Other examples of sympathetic treatment include:
- Using something hot to release heat: Cayenne pepper to causing sweating, which cools the body.
- Using something cold to warm a cold constitution: Cold water causing the blood to heat up in response, thereby raising body temperature.
Rather than a linear spectrum, these energetic concepts are truly circular, one polarity leading into the next. This helps the understanding of how both sympathetic and antipathetic treatment strategy can be used to achieve balance.
“like is cured by like”
THE TASTES OF HERBS AND FOODS
As mentioned, the tastes are intimately involved with the energetics of foods and herbs. Tastes are a key and obvious indicator of overall energetic values.
Sour= astringent and stimulating, moves energy, aids digestion, most often cool and dry. Examples: Lemon, Rosehips.

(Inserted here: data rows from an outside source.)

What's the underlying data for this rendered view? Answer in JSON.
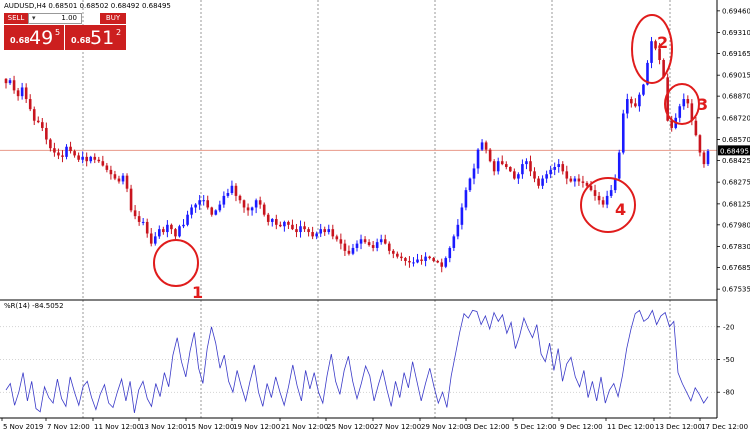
{
  "symbol_line": "AUDUSD,H4  0.68501 0.68502 0.68492 0.68495",
  "trade_panel": {
    "sell_label": "SELL",
    "lot_value": "1.00",
    "lot_arrow": "▾",
    "buy_label": "BUY",
    "sell_prefix": "0.68",
    "sell_big": "49",
    "sell_sup": "5",
    "buy_prefix": "0.68",
    "buy_big": "51",
    "buy_sup": "2"
  },
  "indicator_label": "%R(14) -84.5052",
  "chart_data": [
    {
      "type": "candlestick",
      "title": "AUDUSD,H4",
      "price_ticks": [
        "0.69460",
        "0.69310",
        "0.69165",
        "0.69015",
        "0.68870",
        "0.68720",
        "0.68570",
        "0.68425",
        "0.68275",
        "0.68125",
        "0.67980",
        "0.67830",
        "0.67685",
        "0.67535"
      ],
      "ylim": [
        0.6746,
        0.69535
      ],
      "current_price": "0.68495",
      "x_labels": [
        "5 Nov 2019",
        "7 Nov 12:00",
        "11 Nov 12:00",
        "13 Nov 12:00",
        "15 Nov 12:00",
        "19 Nov 12:00",
        "21 Nov 12:00",
        "25 Nov 12:00",
        "27 Nov 12:00",
        "29 Nov 12:00",
        "3 Dec 12:00",
        "5 Dec 12:00",
        "9 Dec 12:00",
        "11 Dec 12:00",
        "13 Dec 12:00",
        "17 Dec 12:00"
      ],
      "annotations": [
        "1",
        "2",
        "3",
        "4"
      ],
      "colors": {
        "up": "#1a1aff",
        "down": "#c8141e",
        "current_line": "#e89a8a",
        "annotation": "#e01c1c"
      },
      "close_path": [
        0.6896,
        0.6898,
        0.6891,
        0.6887,
        0.6893,
        0.6885,
        0.6878,
        0.687,
        0.6869,
        0.6865,
        0.6857,
        0.6851,
        0.6848,
        0.6846,
        0.6845,
        0.6852,
        0.6849,
        0.6846,
        0.6843,
        0.6845,
        0.6842,
        0.6845,
        0.6843,
        0.6842,
        0.6839,
        0.6836,
        0.6833,
        0.683,
        0.6828,
        0.6832,
        0.6823,
        0.6808,
        0.6804,
        0.68,
        0.68,
        0.6792,
        0.6785,
        0.679,
        0.6795,
        0.6793,
        0.6798,
        0.6795,
        0.679,
        0.6797,
        0.6798,
        0.6805,
        0.681,
        0.6812,
        0.6815,
        0.6815,
        0.681,
        0.6805,
        0.6808,
        0.6812,
        0.6818,
        0.682,
        0.6825,
        0.6818,
        0.6815,
        0.681,
        0.6808,
        0.681,
        0.6815,
        0.6812,
        0.6805,
        0.68,
        0.6802,
        0.6798,
        0.6797,
        0.68,
        0.6798,
        0.6795,
        0.6793,
        0.6797,
        0.6795,
        0.6793,
        0.679,
        0.6792,
        0.6795,
        0.6793,
        0.6795,
        0.679,
        0.6788,
        0.6785,
        0.678,
        0.6778,
        0.6782,
        0.6785,
        0.6788,
        0.6786,
        0.6784,
        0.6782,
        0.6786,
        0.6788,
        0.6785,
        0.678,
        0.6778,
        0.6776,
        0.6775,
        0.6773,
        0.6772,
        0.6772,
        0.6774,
        0.6773,
        0.6776,
        0.6775,
        0.6773,
        0.6772,
        0.6769,
        0.6775,
        0.6782,
        0.679,
        0.6798,
        0.681,
        0.6822,
        0.683,
        0.6837,
        0.685,
        0.6855,
        0.685,
        0.6842,
        0.6835,
        0.6842,
        0.684,
        0.6838,
        0.6835,
        0.683,
        0.6833,
        0.684,
        0.6842,
        0.6835,
        0.683,
        0.6825,
        0.683,
        0.6833,
        0.6836,
        0.6838,
        0.684,
        0.6835,
        0.683,
        0.6828,
        0.683,
        0.6828,
        0.6827,
        0.6825,
        0.6822,
        0.6818,
        0.6815,
        0.6812,
        0.6818,
        0.6822,
        0.683,
        0.6848,
        0.6875,
        0.6885,
        0.6882,
        0.688,
        0.6888,
        0.6895,
        0.691,
        0.6925,
        0.692,
        0.6912,
        0.69,
        0.687,
        0.6865,
        0.6872,
        0.688,
        0.6885,
        0.6882,
        0.687,
        0.686,
        0.6848,
        0.684,
        0.6849
      ]
    },
    {
      "type": "line",
      "title": "%R(14)",
      "indicator_value": "-84.5052",
      "y_ticks": [
        "-20",
        "-50",
        "-80"
      ],
      "ylim": [
        -100,
        0
      ],
      "colors": {
        "line": "#3a3ac8"
      },
      "values": [
        -78,
        -72,
        -92,
        -80,
        -62,
        -88,
        -70,
        -95,
        -98,
        -75,
        -85,
        -90,
        -68,
        -86,
        -93,
        -66,
        -80,
        -92,
        -75,
        -70,
        -85,
        -96,
        -82,
        -73,
        -90,
        -94,
        -80,
        -68,
        -88,
        -70,
        -99,
        -78,
        -70,
        -86,
        -93,
        -72,
        -84,
        -62,
        -75,
        -46,
        -30,
        -52,
        -66,
        -42,
        -25,
        -58,
        -72,
        -40,
        -20,
        -35,
        -58,
        -46,
        -70,
        -80,
        -60,
        -75,
        -88,
        -70,
        -55,
        -80,
        -93,
        -72,
        -85,
        -66,
        -80,
        -92,
        -75,
        -55,
        -74,
        -88,
        -60,
        -77,
        -62,
        -80,
        -90,
        -65,
        -45,
        -70,
        -82,
        -60,
        -47,
        -70,
        -86,
        -72,
        -56,
        -65,
        -88,
        -73,
        -60,
        -78,
        -93,
        -70,
        -85,
        -62,
        -76,
        -52,
        -70,
        -88,
        -72,
        -58,
        -75,
        -90,
        -80,
        -94,
        -65,
        -45,
        -25,
        -8,
        -12,
        -5,
        -6,
        -18,
        -10,
        -22,
        -7,
        -15,
        -9,
        -26,
        -16,
        -40,
        -28,
        -12,
        -22,
        -30,
        -18,
        -45,
        -52,
        -35,
        -60,
        -40,
        -70,
        -54,
        -48,
        -66,
        -75,
        -60,
        -85,
        -70,
        -88,
        -66,
        -90,
        -78,
        -72,
        -84,
        -65,
        -40,
        -22,
        -8,
        -5,
        -15,
        -12,
        -5,
        -18,
        -10,
        -7,
        -20,
        -15,
        -62,
        -72,
        -80,
        -88,
        -76,
        -82,
        -90,
        -84
      ]
    }
  ]
}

Bitter= astringent and cleansing, stimulates digestion, most often cool and dry. Examples: Dandelion, Gentian.
Sweet= moist and nourishing, tonifying, immunomodulating, most often neutral to slightly warm and wet. Examples: Astragalus, Shatavari.

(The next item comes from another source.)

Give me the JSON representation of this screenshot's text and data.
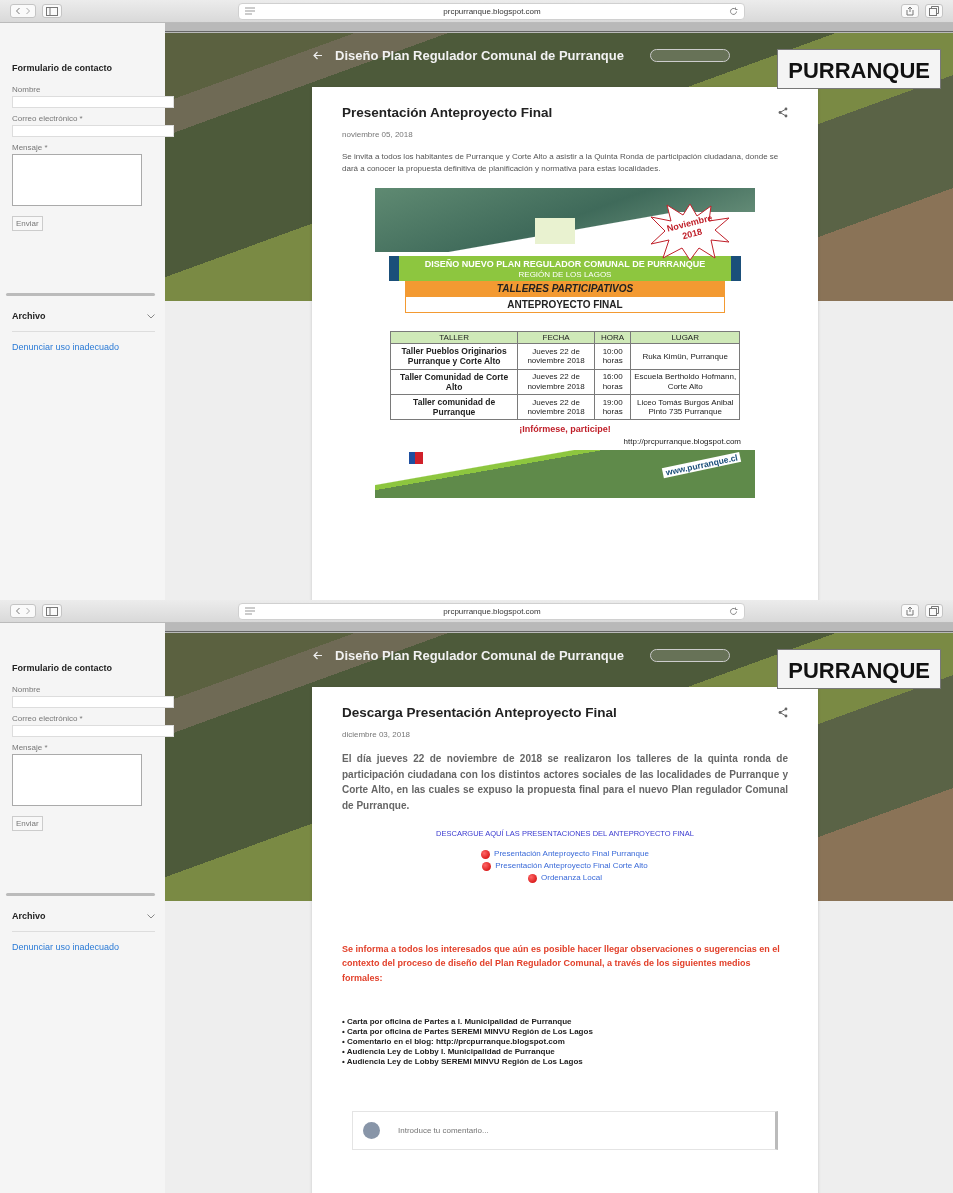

Salty= astringent, micro-nutritionally rich, cool and dry. Examples: Nettle, Kelp.
Pungent= stimulating and strongly aromatic, clears stagnation/blockages in the digestive and respiratory systems, most often warm/hot and dry. Examples: Garlic, Cannabis.
Spicy= stimulating, moves energy in the cardiovascular, respiratory and digestive systems, warm/hot and drying. Examples: Black Pepper, Cayenne.
Acrid= irritating or tingly sensation in the mouth, effects the nervous system (analgesic/antispasmodic), a range of hot to cold, usually drying. Examples: Lobelia, Black Cohosh.
THE SIX TISSUE STATES
Although simple at first glance, the fundamental concepts of traditional energetics of food and medicine delve deeply into the complex nuances of health. They are now reclaiming their rightful place in harmony with modern perspectives and sciences. A recent interpretation using modern terminology is the "six tissue states" system, which focuses on metabolism, fluids, and tone.
Metabolism is measured as hot or cold, meaning underactive or overactive.
Fluids are damp or dry, meaning excessive or deficient.
Tone is tense or relaxed, meaning spastic or atonic.
Armed with the basic principles of energetics, we are much more apt to program our diet and medicine in a deeply specified way. Often people wonder, why does this herb work for a condition in one person and not in another? This discrepancy can often be boiled down to the unique energetic blueprint of everyone. A flu virus for example, can present in a wide variety of symptoms, depending upon the energetic architecture of its “host”.
Keeping this in mind, when we create our formulas we seek to create energetically balanced formulas that don’t stray too far to any extreme. We use carefully chosen combinations herbs and mushrooms which naturally buffer and balance one another, finding a middle ground which is more suitable for the general public.
While we may start off with a modern biological target function such as increasing energy, improving sleep or strengthening immune health, we fine tune each of our formulas using traditional methodology. This allows us to choose ingredients which work specifically with all of the body systems involved, in an energetically balanced manner. Traditional energetics provide a model which also benefit the target function of a formula in a holistic way, considering not only the obvious symptoms of a health issue, but also the root cause.